Track H: Production of Essential Supplies
In Track H, Production of Essential Supplies, teams designed solutions to safely transition local, available manufacturing capacity to produce Personal Protective Equipment (PPE), hand sanitizer and other essential medical supplies and meet the increasing demand for these products.
Team Hero Ventilator 20 (HV20), a track winner, developed a low-cost high-value ventilator using only a desktop 3D printer. It is a portable, low-power usage and fairly cheap alternative — the team estimates the ventilator to cost less than $600. Team HV20 is hard at work to release a prototype and conduct product testing in the coming weeks.
Team Barakoa, also a track winner, designed a solution to create N95 masks from locally-sourced recycled plastic. Their solution is a cheaper alternative to 3D printed masks while also increasing community production ability. The team met during the Hackathon and is now working on the prototype , hoping to have a design to implement this summer.
Team Ripple, the third Track H winner, proposed a way to repurpose the supply chains of recycling plants and organizations on the ground in Nigeria to mass-produce sustainable, inexpensive PPE produced from plastic waste products, all while employing low-income citizens and cleaning up the environment. The team is partnering with WeCyclers Nigeria to produce cheap and readily accessible PPE.
Track I: Enabling Work and Supporting Livelihoods
In Track I, Enabling Work and Supporting Livelihoods, teams designed solutions to enable communities that live on daily wages to safely maintain parts of commerce essential to their survival, given that a complete economic shutdown is an immediate threat to their lives.
Team Usawa, a track winner, designed a density feedback solution to minimize the spread of COVID-19 in informal open-air markets.

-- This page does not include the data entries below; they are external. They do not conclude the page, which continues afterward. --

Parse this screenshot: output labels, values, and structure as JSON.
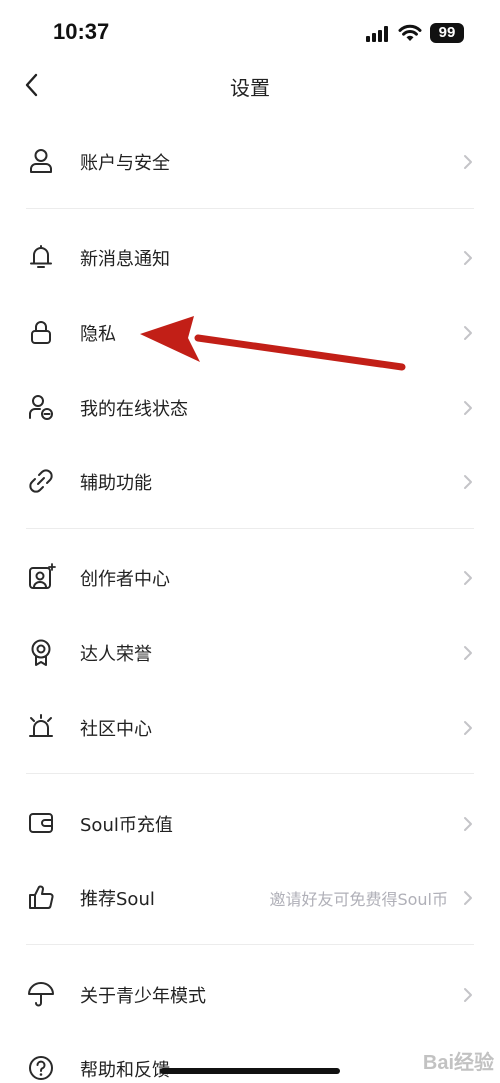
{
  "status_bar": {
    "time": "10:37",
    "battery": "99"
  },
  "nav": {
    "title": "设置"
  },
  "rows": [
    {
      "label": "账户与安全",
      "hint": ""
    },
    {
      "label": "新消息通知",
      "hint": ""
    },
    {
      "label": "隐私",
      "hint": ""
    },
    {
      "label": "我的在线状态",
      "hint": ""
    },
    {
      "label": "辅助功能",
      "hint": ""
    },
    {
      "label": "创作者中心",
      "hint": ""
    },
    {
      "label": "达人荣誉",
      "hint": ""
    },
    {
      "label": "社区中心",
      "hint": ""
    },
    {
      "label": "Soul币充值",
      "hint": ""
    },
    {
      "label": "推荐Soul",
      "hint": "邀请好友可免费得Soul币"
    },
    {
      "label": "关于青少年模式",
      "hint": ""
    },
    {
      "label": "帮助和反馈",
      "hint": ""
    }
  ],
  "colors": {
    "annotation_arrow": "#c21f17",
    "icon_stroke": "#2a2a2a",
    "chevron": "#c4c4c8"
  },
  "watermark": "Bai经验"
}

Focusing on Nigeria, the team developed a text message platform to inform potential customers about when to shop, thereby reducing the risk of contamination.
Team Save the Now, also a track winner, tackled the liquidity challenge facing customers during lockdowns. They developed a voucher platform that allows communities to assist their members in distress by pre-buying products and services; after lockdown measures are eased, these services and products can be redeemed.

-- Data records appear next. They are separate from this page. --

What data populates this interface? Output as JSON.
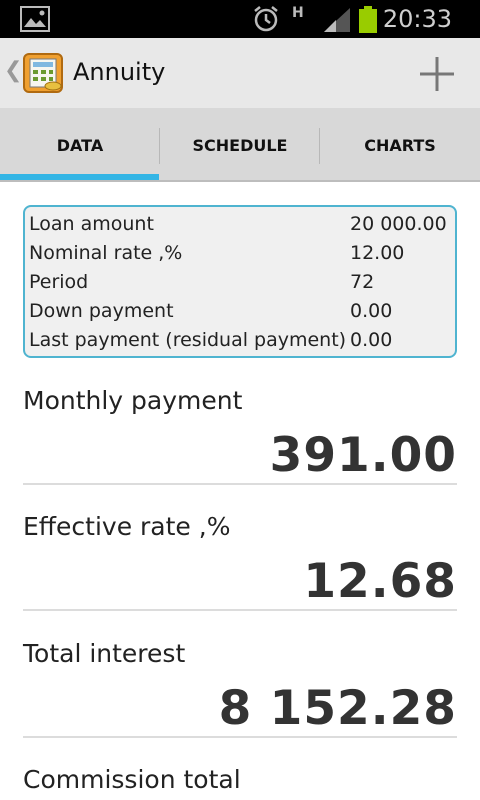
{
  "status_bar": {
    "time": "20:33",
    "network": "H"
  },
  "action_bar": {
    "title": "Annuity"
  },
  "tabs": [
    {
      "label": "DATA",
      "active": true
    },
    {
      "label": "SCHEDULE",
      "active": false
    },
    {
      "label": "CHARTS",
      "active": false
    }
  ],
  "inputs": [
    {
      "label": "Loan amount",
      "value": "20 000.00"
    },
    {
      "label": "Nominal rate ,%",
      "value": "12.00"
    },
    {
      "label": "Period",
      "value": "72"
    },
    {
      "label": "Down payment",
      "value": "0.00"
    },
    {
      "label": "Last payment (residual payment)",
      "value": "0.00"
    }
  ],
  "results": [
    {
      "label": "Monthly payment",
      "value": "391.00"
    },
    {
      "label": "Effective rate ,%",
      "value": "12.68"
    },
    {
      "label": "Total interest",
      "value": "8 152.28"
    },
    {
      "label": "Commission total",
      "value": ""
    }
  ],
  "colors": {
    "accent": "#33b5e5",
    "box_border": "#4fb4d0",
    "battery": "#99cc00"
  },
  "icons": [
    "gallery-icon",
    "alarm-icon",
    "signal-icon",
    "battery-icon",
    "back-chevron-icon",
    "calculator-app-icon",
    "add-icon"
  ]
}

Team Sebenza, also a track winner, developed a platform to match displaced informal job seekers with newly created jobs through a simple USSD Platform. They plan to pilot in Ethiopia, but hope to leverage partnerships with governments, telecom companies, and other businesses to scale across the continent.
Track J: Combating Misinformation
In Track J, Combating Misinformation, teams deployed solutions to get communities across Africa access to the helpful and — most critically, accurate — information on COVID-19 that they need.
Team Vet Africa, one of the track winners, built an AI Chatbot with USSD integration specifically targeted towards vulnerable people who do not have internet enabled phones. Starting in Uganda, the team developed a prototype over the weekend (see video demo!).
Team MLP Rocket designed an innovative solution, Accuro, a platform to combat misinformation by checking the accuracy of information against trusted sources, and providing users with shareable verified information to stay safe during the COVID-19 pandemic.
Team AltLearn, another track winner, developed an audio-enabled, low literacy, written content to provide children under 15 in Africa with trusted and accurate information related to COVID-19. The team is specifically targeting children under 15 years old, who represent 41% of the entire population but are currently not targeted by COVID-19 communications.
THANK YOU TO ALL THE PARTICIPATING TEAMS!
Over the course of 48h, teams formed from around the world to tackle some of the greatest issues faced by many in Africa. In that respect, we wanted to highlight some of your team slides to show the global scale and scope of what you participated in.